Erik Brynjolfsson, director of MIT’s Center for Digital Business

These are some of the messages that MIT professors Erik Brynjolfsson and Alex (Sandy) Pentland drove home in a thought-provoking two-day seminar called Big Data: Making Complex Things Simpler, held near the MIT campus last month.

Brynjolfsson is director of MIT's Center for Digital Business and co-author of Race Against the Machine: How the Digital Revolution is Accelerating Innovation, Driving Productivity, and Irreversibly Transforming Employment and the Economy. Pentland directs MIT's Human Dynamics Laboratory and the MIT Media Lab Entrepreneurship Program, and also advises the World Economic Forum, Nissan Motor Corporation, and a variety of start-up companies.

A few of the larger implications discussed at the two-day event are continuing to resonate with me weeks later, including:

Faster insights with cheap experiments. A significant challenge for online retailers is abandoned shopping carts. People stuff their virtual carts with items they never actually purchase. How to minimize abandoned shopping carts and increase sales?

At Amazon, data analysts are running daily experiments: changing prices for a given item or presenting items in different ways. With cheap flows of data, the cost of running these experiments is low, so Amazon can run hundreds of inexpensive experiments each day. Most fail to show improvement.

But in this case, failure is a sign, paradoxically, of success. As experiments get cheaper, you can run more and more experiments – so the ones that work will get fewer and fewer as a percentage of total experiments run. “That's not a bug," said Brynjolfsson. “That just shows it's worth testing even long-shot hypotheses."
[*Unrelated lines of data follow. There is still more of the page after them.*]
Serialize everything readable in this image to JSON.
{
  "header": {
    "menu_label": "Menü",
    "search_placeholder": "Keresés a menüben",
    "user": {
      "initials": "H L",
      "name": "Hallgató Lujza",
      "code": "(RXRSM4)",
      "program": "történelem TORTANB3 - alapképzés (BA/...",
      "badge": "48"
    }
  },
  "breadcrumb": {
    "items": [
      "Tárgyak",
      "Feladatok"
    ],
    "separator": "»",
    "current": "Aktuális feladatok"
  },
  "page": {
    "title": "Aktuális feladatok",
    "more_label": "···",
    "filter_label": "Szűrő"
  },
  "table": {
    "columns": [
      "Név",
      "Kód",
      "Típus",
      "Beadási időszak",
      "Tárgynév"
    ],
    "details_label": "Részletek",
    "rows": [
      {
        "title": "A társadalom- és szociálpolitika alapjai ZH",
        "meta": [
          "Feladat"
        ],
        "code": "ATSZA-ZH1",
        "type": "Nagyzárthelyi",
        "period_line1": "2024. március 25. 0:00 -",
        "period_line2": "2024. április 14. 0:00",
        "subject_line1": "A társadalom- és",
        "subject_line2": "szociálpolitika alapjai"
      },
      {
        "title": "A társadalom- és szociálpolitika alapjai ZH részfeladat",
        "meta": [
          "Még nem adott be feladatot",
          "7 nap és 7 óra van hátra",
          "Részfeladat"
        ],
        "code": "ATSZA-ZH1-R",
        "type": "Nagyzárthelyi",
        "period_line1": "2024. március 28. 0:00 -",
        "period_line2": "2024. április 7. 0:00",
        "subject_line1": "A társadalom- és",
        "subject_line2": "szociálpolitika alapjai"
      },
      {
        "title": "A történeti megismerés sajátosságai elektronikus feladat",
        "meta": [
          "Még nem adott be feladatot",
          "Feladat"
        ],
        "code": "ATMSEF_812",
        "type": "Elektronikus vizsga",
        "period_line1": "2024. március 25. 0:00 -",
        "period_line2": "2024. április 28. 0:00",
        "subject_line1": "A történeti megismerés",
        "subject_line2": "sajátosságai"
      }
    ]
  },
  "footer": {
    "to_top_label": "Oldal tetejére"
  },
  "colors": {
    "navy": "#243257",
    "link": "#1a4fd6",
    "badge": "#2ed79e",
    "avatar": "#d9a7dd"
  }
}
Big Data/Big Brother? Seminar participants had a lot of energy and concern around the privacy implications of Big Data. They discussed a number of intriguing questions: What exactly are companies doing with mobile data, for example, which can show the current and historical information about an individual's location? How much control should an individual have over data that connects to his or her behavior? If it's your data, can you sell it? Is personal data a kind of new asset class? What kind of markets might there be for this information? How would they be regulated?

These are important questions for all of us to consider in the emerging era of Big Data. In a future post, I'll blog about other management implications discussed in Brynjolfsson's and Pentland's seminar, which will be taught again in October 2012.